Every morning when I wake, after I go through my normal early morning routine, I get on my laptop and go directly to the John Hopkins dashboard for tracking Covid-19 confirmed cases. I skip the news, social media and go straight to looking at the numbers. 40 years ago, or better yet 102 years ago (During the Spanish Flu pandemic) this would not have been remotely possible. This is a quick high-level snapshot of what technology has already enabled us to see with respect to Covid-19.
While the idea of a dashboard showing cases all over the world seems pretty simple and straight forward, the underlying technologies that make this possible have come about as a result of decades of software engineering, artificial intelligence and data processing. I’m not a medical professional or a public health expert, however I do understand data science, so l’ll delve into the tools and technologies helping our experts and officials tackle this global Covid-19 pandemic.
Data Gathering and Normalization
Data collection has been around since the inception of the concept of writing. With today’s technology however, the speed of collecting, gathering, and normalizing data has grown astronomically. We’re able to log the count of covid-19 cases anywhere in the world within 6 hours of confirmation, and immediately store that in a database that can be access from anywhere. Additional related data about a particular confirmed case (e.g. age, gender, race, underlying illness etc) can also be collected and normalized accordingly. Data is the bedrock of everything else we’d want to do, and the ability to collect, gather and normalize data from all over the world in a few hours is critical to how public officials manage the crisis.
Predictive Analysis & Trends
With accurate data gathered, we can begin to utilize various algorithms to perform predictive analysis.
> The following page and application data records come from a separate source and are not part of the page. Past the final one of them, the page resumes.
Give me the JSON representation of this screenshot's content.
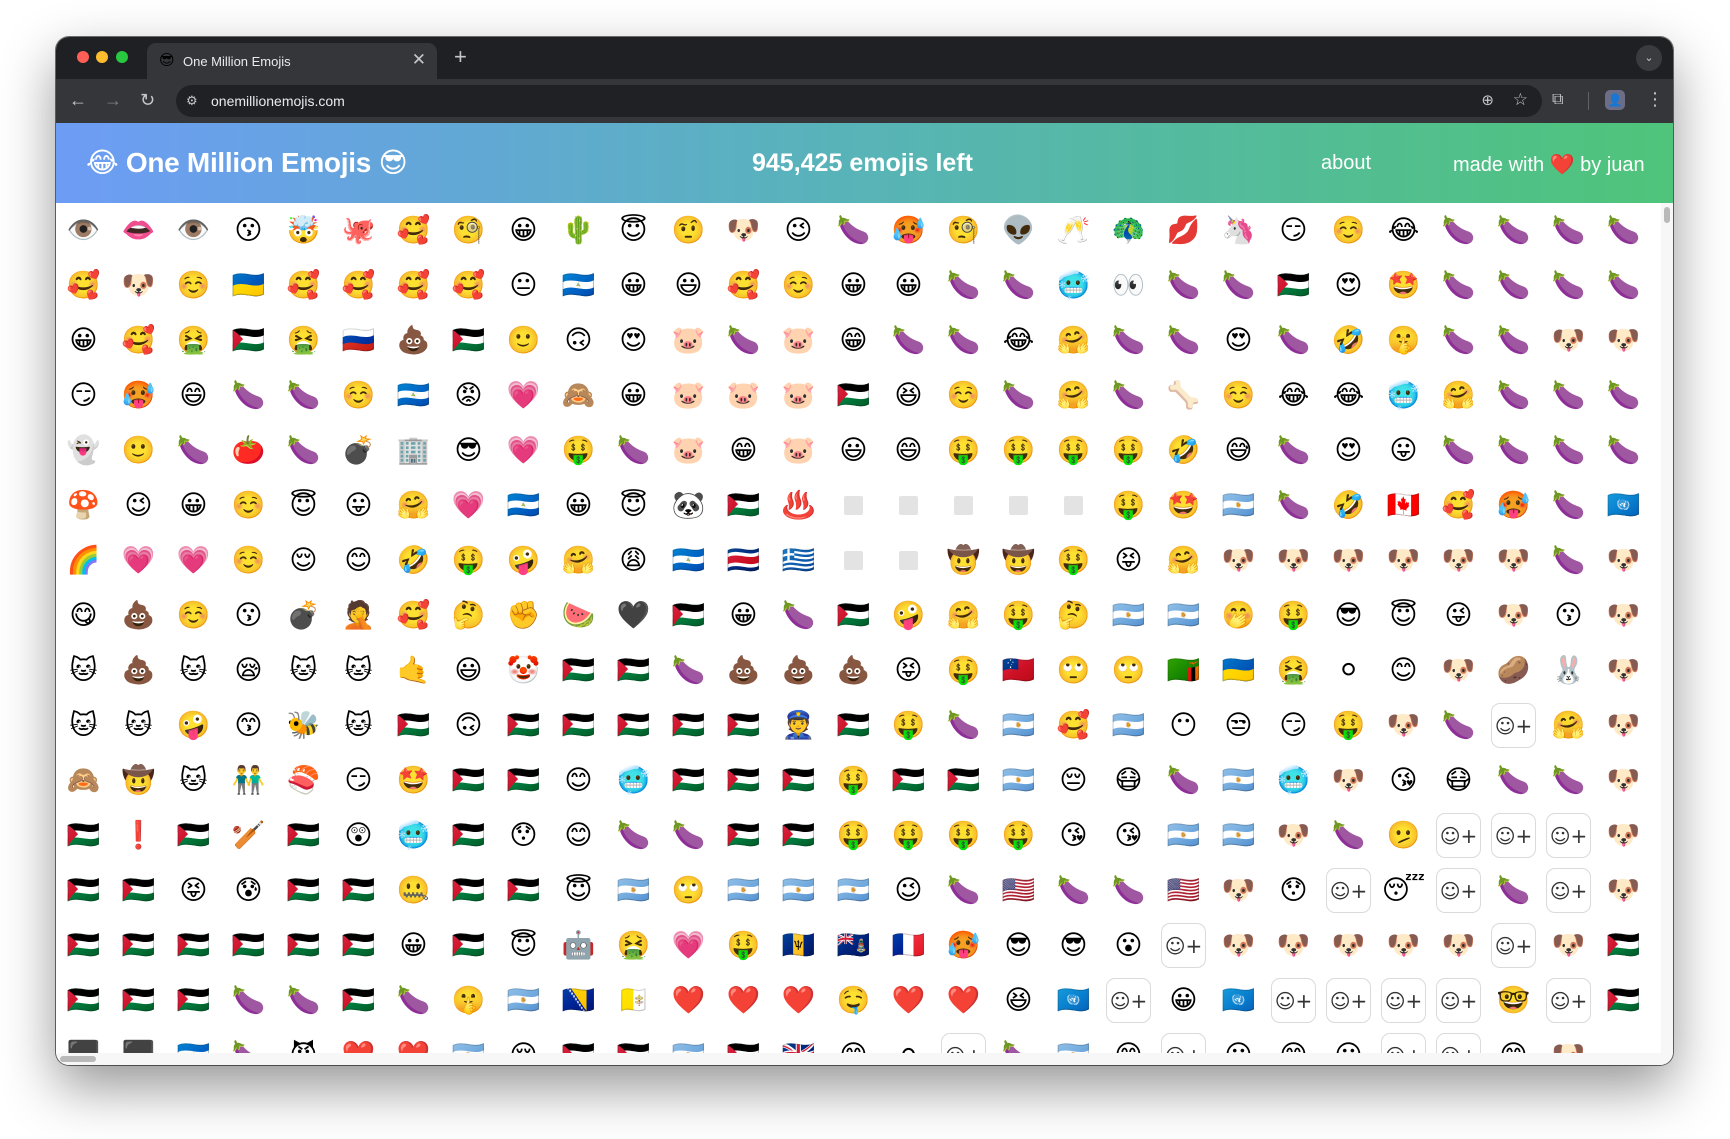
{
  "browser": {
    "tab_favicon": "😎",
    "tab_title": "One Million Emojis",
    "tab_close": "✕",
    "new_tab": "+",
    "tab_search_icon": "⌄",
    "url": "onemillionemojis.com",
    "nav": {
      "back": "←",
      "forward": "→",
      "reload": "↻"
    },
    "icons": {
      "site_info": "⚙",
      "zoom": "⊕",
      "bookmark": "☆",
      "extensions": "⧉",
      "profile": "👤",
      "menu": "⋮"
    }
  },
  "site": {
    "title": "😂 One Million Emojis 😎",
    "counter": "945,425 emojis left",
    "about": "about",
    "credits": "made with ❤️ by juan"
  },
  "grid": {
    "columns": 29,
    "empty_token": "□",
    "add_token": "+",
    "rows": [
      [
        "👁️",
        "👄",
        "👁️",
        "😗",
        "🤯",
        "🐙",
        "🥰",
        "🧐",
        "😀",
        "🌵",
        "😇",
        "🤨",
        "🐶",
        "😉",
        "🍆",
        "🥵",
        "🧐",
        "👽",
        "🥂",
        "🦚",
        "💋",
        "🦄",
        "😏",
        "☺️",
        "😂",
        "🍆",
        "🍆",
        "🍆",
        "🍆"
      ],
      [
        "🥰",
        "🐶",
        "☺️",
        "🇺🇦",
        "🥰",
        "🥰",
        "🥰",
        "🥰",
        "😐",
        "🇳🇮",
        "😀",
        "😃",
        "🥰",
        "☺️",
        "😀",
        "😀",
        "🍆",
        "🍆",
        "🥶",
        "👀",
        "🍆",
        "🍆",
        "🇵🇸",
        "😍",
        "🤩",
        "🍆",
        "🍆",
        "🍆",
        "🍆"
      ],
      [
        "😀",
        "🥰",
        "🤮",
        "🇵🇸",
        "🤮",
        "🇷🇺",
        "💩",
        "🇵🇸",
        "🙂",
        "🙃",
        "😍",
        "🐷",
        "🍆",
        "🐷",
        "😁",
        "🍆",
        "🍆",
        "😂",
        "🤗",
        "🍆",
        "🍆",
        "😍",
        "🍆",
        "🤣",
        "🤫",
        "🍆",
        "🍆",
        "🐶",
        "🐶"
      ],
      [
        "😏",
        "🥵",
        "😄",
        "🍆",
        "🍆",
        "☺️",
        "🇳🇮",
        "😡",
        "💗",
        "🙈",
        "😀",
        "🐷",
        "🐷",
        "🐷",
        "🇵🇸",
        "😆",
        "☺️",
        "🍆",
        "🤗",
        "🍆",
        "🦴",
        "☺️",
        "😂",
        "😂",
        "🥶",
        "🤗",
        "🍆",
        "🍆",
        "🍆"
      ],
      [
        "👻",
        "🙂",
        "🍆",
        "🍅",
        "🍆",
        "💣",
        "🏢",
        "😎",
        "💗",
        "🤑",
        "🍆",
        "🐷",
        "😁",
        "🐷",
        "😃",
        "😄",
        "🤑",
        "🤑",
        "🤑",
        "🤑",
        "🤣",
        "😅",
        "🍆",
        "😍",
        "😛",
        "🍆",
        "🍆",
        "🍆",
        "🍆"
      ],
      [
        "🍄",
        "😉",
        "😀",
        "☺️",
        "😇",
        "😛",
        "🤗",
        "💗",
        "🇳🇮",
        "😀",
        "😇",
        "🐼",
        "🇵🇸",
        "♨️",
        "□",
        "□",
        "□",
        "□",
        "□",
        "🤑",
        "🤩",
        "🇦🇷",
        "🍆",
        "🤣",
        "🇨🇦",
        "🥰",
        "🥵",
        "🍆",
        "🇺🇳"
      ],
      [
        "🌈",
        "💗",
        "💗",
        "☺️",
        "😌",
        "😊",
        "🤣",
        "🤑",
        "🤪",
        "🤗",
        "😩",
        "🇳🇮",
        "🇨🇷",
        "🇬🇷",
        "□",
        "□",
        "🤠",
        "🤠",
        "🤑",
        "😝",
        "🤗",
        "🐶",
        "🐶",
        "🐶",
        "🐶",
        "🐶",
        "🐶",
        "🍆",
        "🐶"
      ],
      [
        "😋",
        "💩",
        "☺️",
        "😗",
        "💣",
        "🤦",
        "🥰",
        "🤔",
        "✊",
        "🍉",
        "🖤",
        "🇵🇸",
        "😀",
        "🍆",
        "🇵🇸",
        "🤪",
        "🤗",
        "🤑",
        "🤔",
        "🇦🇷",
        "🇦🇷",
        "🤭",
        "🤑",
        "😎",
        "😇",
        "😜",
        "🐶",
        "😗",
        "🐶"
      ],
      [
        "🐱",
        "💩",
        "🐱",
        "😪",
        "🐱",
        "🐱",
        "🤙",
        "😃",
        "🤡",
        "🇵🇸",
        "🇵🇸",
        "🍆",
        "💩",
        "💩",
        "💩",
        "😝",
        "🤑",
        "🇼🇸",
        "🙄",
        "🙄",
        "🇿🇲",
        "🇺🇦",
        "🤮",
        "⚪",
        "😊",
        "🐶",
        "🥔",
        "🐰",
        "🐶"
      ],
      [
        "🐱",
        "🐱",
        "🤪",
        "😙",
        "🐝",
        "🐱",
        "🇵🇸",
        "🙃",
        "🇵🇸",
        "🇵🇸",
        "🇵🇸",
        "🇵🇸",
        "🇵🇸",
        "👮",
        "🇵🇸",
        "🤑",
        "🍆",
        "🇦🇷",
        "🥰",
        "🇦🇷",
        "😶",
        "😒",
        "😏",
        "🤑",
        "🐶",
        "🍆",
        "+",
        "🤗",
        "🐶"
      ],
      [
        "🙈",
        "🤠",
        "🐱",
        "👬",
        "🍣",
        "😏",
        "🤩",
        "🇵🇸",
        "🇵🇸",
        "😊",
        "🥶",
        "🇵🇸",
        "🇵🇸",
        "🇵🇸",
        "🤑",
        "🇵🇸",
        "🇵🇸",
        "🇦🇷",
        "😔",
        "😷",
        "🍆",
        "🇦🇷",
        "🥶",
        "🐶",
        "😘",
        "😷",
        "🍆",
        "🍆",
        "🐶"
      ],
      [
        "🇵🇸",
        "❗",
        "🇵🇸",
        "🏏",
        "🇵🇸",
        "😲",
        "🥶",
        "🇵🇸",
        "😯",
        "😊",
        "🍆",
        "🍆",
        "🇵🇸",
        "🇵🇸",
        "🤑",
        "🤑",
        "🤑",
        "🤑",
        "😘",
        "😘",
        "🇦🇷",
        "🇦🇷",
        "🐶",
        "🍆",
        "🫤",
        "+",
        "+",
        "+",
        "🐶"
      ],
      [
        "🇵🇸",
        "🇵🇸",
        "😝",
        "😰",
        "🇵🇸",
        "🇵🇸",
        "🤐",
        "🇵🇸",
        "🇵🇸",
        "😇",
        "🇦🇷",
        "🙄",
        "🇦🇷",
        "🇦🇷",
        "🇦🇷",
        "😉",
        "🍆",
        "🇺🇸",
        "🍆",
        "🍆",
        "🇺🇸",
        "🐶",
        "😯",
        "+",
        "😴",
        "+",
        "🍆",
        "+",
        "🐶"
      ],
      [
        "🇵🇸",
        "🇵🇸",
        "🇵🇸",
        "🇵🇸",
        "🇵🇸",
        "🇵🇸",
        "😀",
        "🇵🇸",
        "😇",
        "🤖",
        "🤮",
        "💗",
        "🤑",
        "🇧🇧",
        "🇰🇾",
        "🇫🇷",
        "🥵",
        "😎",
        "😎",
        "😮",
        "+",
        "🐶",
        "🐶",
        "🐶",
        "🐶",
        "🐶",
        "+",
        "🐶"
      ],
      [
        "🇵🇸",
        "🇵🇸",
        "🇵🇸",
        "🇵🇸",
        "🍆",
        "🍆",
        "🇵🇸",
        "🍆",
        "🤫",
        "🇦🇷",
        "🇧🇦",
        "🇻🇦",
        "❤️",
        "❤️",
        "❤️",
        "🤤",
        "❤️",
        "❤️",
        "😆",
        "🇺🇳",
        "+",
        "😀",
        "🇺🇳",
        "+",
        "+",
        "+",
        "+",
        "🤓",
        "+"
      ],
      [
        "🇵🇸",
        "⬛",
        "⬛",
        "🇳🇮",
        "🍆",
        "😈",
        "❤️",
        "❤️",
        "🇦🇷",
        "😌",
        "🇵🇸",
        "🇵🇸",
        "🇦🇷",
        "🇵🇸",
        "🇬🇧",
        "😊",
        "⚪",
        "+",
        "🍆",
        "🇦🇷",
        "😊",
        "+",
        "😐",
        "😊",
        "😐",
        "+",
        "+",
        "😊",
        "🐶"
      ]
    ]
  }
}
Simulating models to determine spread rate, effects of social distancing, mortality rate within various demographics, are all possible with predictive analytics. This provides significant information to help public officials make better decisions for the health of the greater population. For example, using predictive analytics, one can simulate the effects of social distancing (or not) on the spread rate in a particular city, and use multiple variables (e.g. population density, weather, median age etc) to determine where this method will be more effective than not, and try to predict where the next hot spot could potentially be.
I might not need to explain this too much as it’s become ubiquitous in today’s world. Thanks to the amount of data we have available, and powerful visualization tools like Tableau, Power BI, Google Charts etc, it’s easy to visually ‘see’ your data. Geographical charts enable us to see, on a world heat map, what regions have been hit harder with the virus vs those that haven’t. Multiple charts also give us the ability to view and analyze increase/decrease rate in multiple locations around the world, drill down to view mortality rate for various demographics, and other important information like testing rate, hospitalization rates etc.
Artificial Intelligence (AI)
AI has generally been a concept that has scared a lot of people in the past few years. However, in the race to develop a vaccine or find a cure for Covid-19, AI might just be the accelerator we need. In speaking to some in the medical industry the type of vaccine that will probably be developed to tackle Covid-19 is the nucleic acid vaccine which injects genetic material of the pathogen into human cells to stimulate an immune response. With AI, scientists are able to predict the 3D structure of a protein based on its genetic sequence and significantly reduce the number of rounds of permutations and combinations that would have ordinarily occurred with a normal vaccine development cycle. Hence why we hear 12-18 months vs 8-10 years. More here.
These are some of the ways that technology and big data has enabled us as a society to tackle this pandemic. It’s part of the multiple reasons why we may not actually get to the horrific numbers of the Spanish flu of 1918. We have 100+ years of technological advantage.